### Exercise
Copy out each line below containing "link".

### Records for processing
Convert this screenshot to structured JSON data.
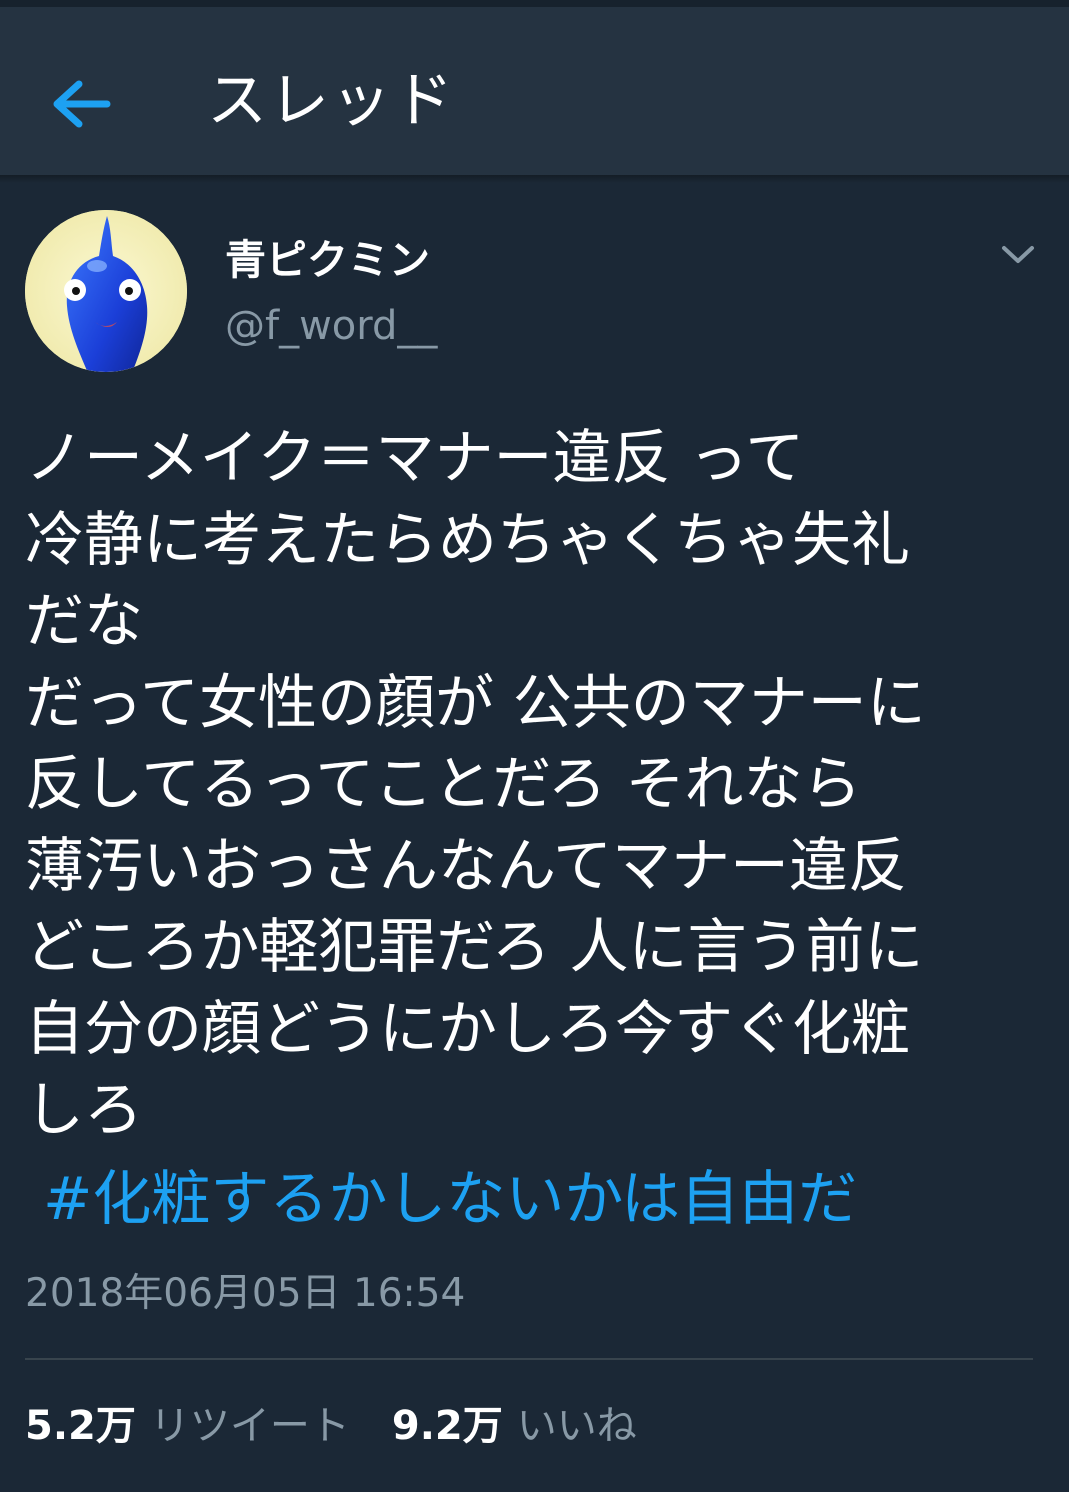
{
  "header": {
    "title": "スレッド",
    "back_icon": "arrow-left-icon",
    "accent_color": "#1da1f2"
  },
  "tweet": {
    "display_name": "青ピクミン",
    "handle": "@f_word__",
    "menu_icon": "chevron-down-icon",
    "text_lines": [
      "ノーメイク＝マナー違反 って",
      "冷静に考えたらめちゃくちゃ失礼",
      "だな",
      "だって女性の顔が 公共のマナーに",
      "反してるってことだろ それなら",
      "薄汚いおっさんなんてマナー違反",
      "どころか軽犯罪だろ 人に言う前に",
      "自分の顔どうにかしろ今すぐ化粧",
      "しろ"
    ],
    "hashtag": "#化粧するかしないかは自由だ",
    "timestamp": "2018年06月05日 16:54",
    "stats": {
      "retweets_count": "5.2万",
      "retweets_label": "リツイート",
      "likes_count": "9.2万",
      "likes_label": "いいね"
    }
  },
  "colors": {
    "background": "#1b2836",
    "header_background": "#253341",
    "secondary_text": "#8899a6",
    "hashtag": "#1da1f2"
  }
}
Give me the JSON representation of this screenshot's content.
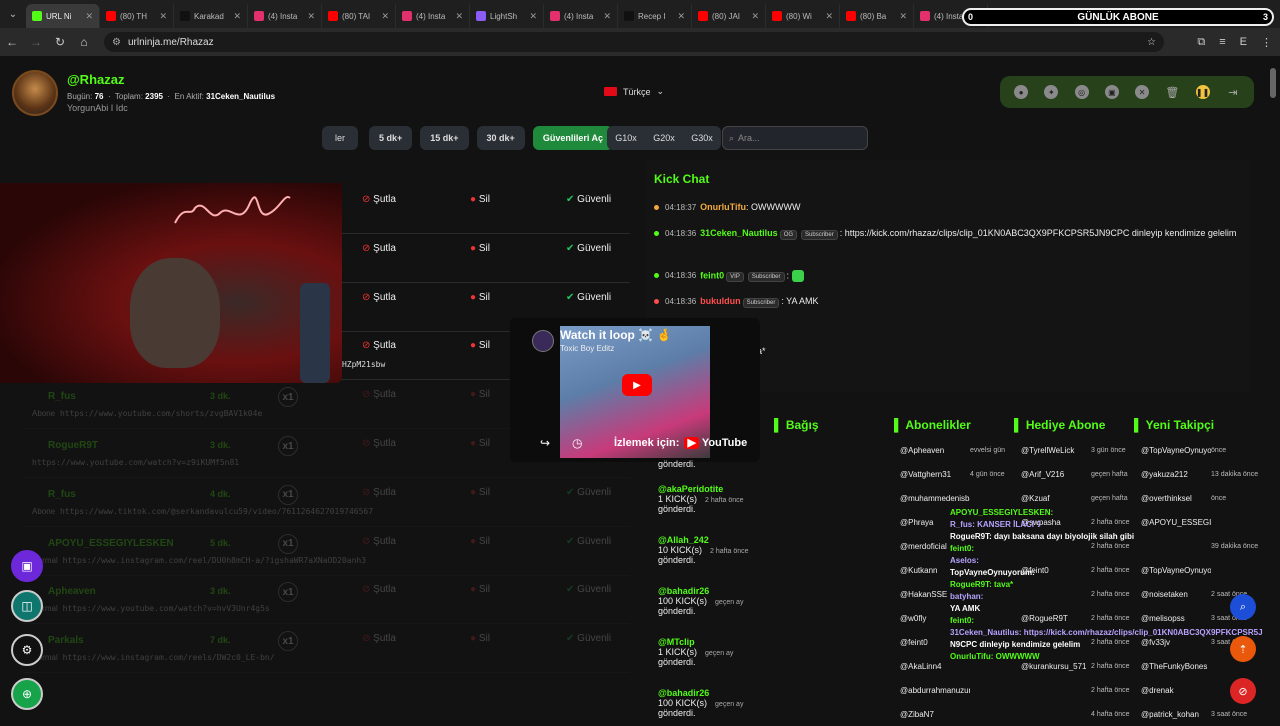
{
  "browser": {
    "tabs": [
      {
        "label": "URL Ni",
        "color": "#53fc18",
        "active": true
      },
      {
        "label": "(80) TH",
        "color": "#ff0000"
      },
      {
        "label": "Karakad",
        "color": "#111"
      },
      {
        "label": "(4) Insta",
        "color": "#e1306c"
      },
      {
        "label": "(80) TAI",
        "color": "#ff0000"
      },
      {
        "label": "(4) Insta",
        "color": "#e1306c"
      },
      {
        "label": "LightSh",
        "color": "#8b5cf6"
      },
      {
        "label": "(4) Insta",
        "color": "#e1306c"
      },
      {
        "label": "Recep I",
        "color": "#111"
      },
      {
        "label": "(80) JAI",
        "color": "#ff0000"
      },
      {
        "label": "(80) Wi",
        "color": "#ff0000"
      },
      {
        "label": "(80) Ba",
        "color": "#ff0000"
      },
      {
        "label": "(4) Insta",
        "color": "#e1306c"
      }
    ],
    "url": "urlninja.me/Rhazaz",
    "overlay_banner": "GÜNLÜK ABONE",
    "overlay_left": "0",
    "overlay_right": "3",
    "profile_initial": "E"
  },
  "header": {
    "username": "@Rhazaz",
    "today_label": "Bugün:",
    "today_value": "76",
    "total_label": "Toplam:",
    "total_value": "2395",
    "active_label": "En Aktif:",
    "active_value": "31Ceken_Nautilus",
    "subtitle": "YorgunAbi I Idc",
    "language": "Türkçe"
  },
  "toolbar": {
    "partial_label": "ler",
    "buttons": [
      "5 dk+",
      "15 dk+",
      "30 dk+"
    ],
    "trust_button": "Güvenlileri Aç",
    "multipliers": [
      "G10x",
      "G20x",
      "G30x"
    ],
    "search_placeholder": "Ara..."
  },
  "actions": {
    "report": "Şutla",
    "delete": "Sil",
    "trust": "Güvenli"
  },
  "rows": [
    {
      "name": "",
      "dk": "",
      "x": "",
      "type": "",
      "link": "9CPC",
      "faded": false
    },
    {
      "name": "",
      "dk": "",
      "x": "",
      "type": "",
      "link": "",
      "faded": false
    },
    {
      "name": "",
      "dk": "",
      "x": "",
      "type": "Normal",
      "link": "https://www.youtube.com/shorts/ombsPbzkgcU",
      "faded": false
    },
    {
      "name": "APOYU_ESSEGIYLESKEN",
      "dk": "2 dk.",
      "x": "x1",
      "type": "Normal",
      "link": "https://www.instagram.com/reel/DR5SWO6CK0o/?igsh=MWs2aWRzeHZpM21sbw",
      "faded": false
    },
    {
      "name": "R_fus",
      "dk": "3 dk.",
      "x": "x1",
      "type": "Abone",
      "link": "https://www.youtube.com/shorts/zvgBAV1k04e",
      "faded": true
    },
    {
      "name": "RogueR9T",
      "dk": "3 dk.",
      "x": "x1",
      "type": "",
      "link": "https://www.youtube.com/watch?v=z9iKUMf5n81",
      "faded": true
    },
    {
      "name": "R_fus",
      "dk": "4 dk.",
      "x": "x1",
      "type": "Abone",
      "link": "https://www.tiktok.com/@serkandavulcu59/video/7611264627019746567",
      "faded": true
    },
    {
      "name": "APOYU_ESSEGIYLESKEN",
      "dk": "5 dk.",
      "x": "x1",
      "type": "Normal",
      "link": "https://www.instagram.com/reel/DU0h8mCH-a/?igshaWR7aXNaOD20anh3",
      "faded": true
    },
    {
      "name": "Apheaven",
      "dk": "3 dk.",
      "x": "x1",
      "type": "Normal",
      "link": "https://www.youtube.com/watch?v=hvV3Unr4g5s",
      "faded": true
    },
    {
      "name": "Parkals",
      "dk": "7 dk.",
      "x": "x1",
      "type": "Normal",
      "link": "https://www.instagram.com/reels/DW2c0_LE-bn/",
      "faded": true
    }
  ],
  "chat": {
    "title": "Kick Chat",
    "messages": [
      {
        "time": "04:18:37",
        "user": "OnurluTifu",
        "color": "#f2a93b",
        "text": ": OWWWWW"
      },
      {
        "time": "04:18:36",
        "user": "31Ceken_Nautilus",
        "color": "#53fc18",
        "badges": [
          "OG",
          "Subscriber"
        ],
        "text": ": https://kick.com/rhazaz/clips/clip_01KN0ABC3QX9PFKCPSR5JN9CPC dinleyip kendimize gelelim"
      },
      {
        "time": "04:18:36",
        "user": "feint0",
        "color": "#53fc18",
        "badges": [
          "VIP",
          "Subscriber"
        ],
        "text": ":"
      },
      {
        "time": "04:18:36",
        "user": "bukuldun",
        "color": "#ff4d4d",
        "badges": [
          "Subscriber"
        ],
        "text": ": YA AMK"
      },
      {
        "time": "",
        "user": "",
        "color": "#ccc",
        "badges": [
          "Subscriber"
        ],
        "text": ":"
      },
      {
        "time": "",
        "user": "",
        "color": "#ccc",
        "badges": [
          "Founder",
          "Subscriber"
        ],
        "text": ": tava*"
      },
      {
        "time": "",
        "user": "uyorum",
        "color": "#f2a93b",
        "text": ":"
      }
    ]
  },
  "youtube_popup": {
    "title": "Watch it loop ☠️ 🤞",
    "channel": "Toxic Boy Editz",
    "watch_label": "İzlemek için:",
    "brand": "YouTube"
  },
  "sections": {
    "donation": "Bağış",
    "subscribers": "Abonelikler",
    "gift": "Hediye Abone",
    "followers": "Yeni Takipçi"
  },
  "kicks": [
    {
      "user": "",
      "amount": "",
      "text": "gönderdi.",
      "ago": ""
    },
    {
      "user": "@akaPeridotite",
      "amount": "1 KICK(s)",
      "text": "gönderdi.",
      "ago": "2 hafta önce"
    },
    {
      "user": "@Allah_242",
      "amount": "10 KICK(s)",
      "text": "gönderdi.",
      "ago": "2 hafta önce"
    },
    {
      "user": "@bahadir26",
      "amount": "100 KICK(s)",
      "text": "gönderdi.",
      "ago": "geçen ay"
    },
    {
      "user": "@MTclip",
      "amount": "1 KICK(s)",
      "text": "gönderdi.",
      "ago": "geçen ay"
    },
    {
      "user": "@bahadir26",
      "amount": "100 KICK(s)",
      "text": "gönderdi.",
      "ago": "geçen ay"
    }
  ],
  "subscribers": [
    {
      "u": "@Apheaven",
      "t": "evvelsi gün"
    },
    {
      "u": "@Vattghern31",
      "t": "4 gün önce"
    },
    {
      "u": "@muhammedenisbastanefendihz",
      "t": ""
    },
    {
      "u": "@Phraya",
      "t": ""
    },
    {
      "u": "@merdoficial",
      "t": ""
    },
    {
      "u": "@Kutkann",
      "t": ""
    },
    {
      "u": "@HakanSSE",
      "t": ""
    },
    {
      "u": "@w0fly",
      "t": ""
    },
    {
      "u": "@feint0",
      "t": ""
    },
    {
      "u": "@AkaLinn4",
      "t": ""
    },
    {
      "u": "@abdurrahmanuzun",
      "t": ""
    },
    {
      "u": "@ZibaN7",
      "t": ""
    }
  ],
  "gifts": [
    {
      "u": "@TyrellWeLick",
      "t": "3 gün önce"
    },
    {
      "u": "@Arif_V216",
      "t": "geçen hafta"
    },
    {
      "u": "@Kzuaf",
      "t": "geçen hafta"
    },
    {
      "u": "@swpasha",
      "t": "2 hafta önce"
    },
    {
      "u": "",
      "t": "2 hafta önce"
    },
    {
      "u": "@feint0",
      "t": "2 hafta önce"
    },
    {
      "u": "",
      "t": "2 hafta önce"
    },
    {
      "u": "@RogueR9T",
      "t": "2 hafta önce"
    },
    {
      "u": "",
      "t": "2 hafta önce"
    },
    {
      "u": "@kurankursu_571",
      "t": "2 hafta önce"
    },
    {
      "u": "",
      "t": "2 hafta önce"
    },
    {
      "u": "",
      "t": "4 hafta önce"
    }
  ],
  "followers": [
    {
      "u": "@TopVayneOynuyorum",
      "t": "önce"
    },
    {
      "u": "@yakuza212",
      "t": "13 dakika önce"
    },
    {
      "u": "@overthinksel",
      "t": "önce"
    },
    {
      "u": "@APOYU_ESSEGIYLESKEN",
      "t": ""
    },
    {
      "u": "",
      "t": "39 dakika önce"
    },
    {
      "u": "@TopVayneOynuyorum",
      "t": ""
    },
    {
      "u": "@noisetaken",
      "t": "2 saat önce"
    },
    {
      "u": "@melisopss",
      "t": "3 saat önce"
    },
    {
      "u": "@fv33jv",
      "t": "3 saat önce"
    },
    {
      "u": "@TheFunkyBones",
      "t": ""
    },
    {
      "u": "@drenak",
      "t": ""
    },
    {
      "u": "@patrick_kohan",
      "t": "3 saat önce"
    }
  ],
  "overlay_chat": [
    "APOYU_ESSEGIYLESKEN:",
    "R_fus: KANSER İLACI ?",
    "RogueR9T: dayı baksana dayı biyolojik silah gibi",
    "feint0:",
    "Aselos:",
    "TopVayneOynuyorum:",
    "RogueR9T: tava*",
    "batyhan:",
    "YA AMK",
    "feint0:",
    "31Ceken_Nautilus: https://kick.com/rhazaz/clips/clip_01KN0ABC3QX9PFKCPSR5J",
    "N9CPC dinleyip kendimize gelelim",
    "OnurluTifu: OWWWWW"
  ]
}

### Exercise solution
      "link": "9CPC",
      "link": "",
      "link": "https://www.youtube.com/shorts/ombsPbzkgcU",
      "link": "https://www.instagram.com/reel/DR5SWO6CK0o/?igsh=MWs2aWRzeHZpM21sbw",
      "link": "https://www.youtube.com/shorts/zvgBAV1k04e",
      "link": "https://www.youtube.com/watch?v=z9iKUMf5n81",
      "link": "https://www.tiktok.com/@serkandavulcu59/video/7611264627019746567",
      "link": "https://www.instagram.com/reel/DU0h8mCH-a/?igshaWR7aXNaOD20anh3",
      "link": "https://www.youtube.com/watch?v=hvV3Unr4g5s",
      "link": "https://www.instagram.com/reels/DW2c0_LE-bn/",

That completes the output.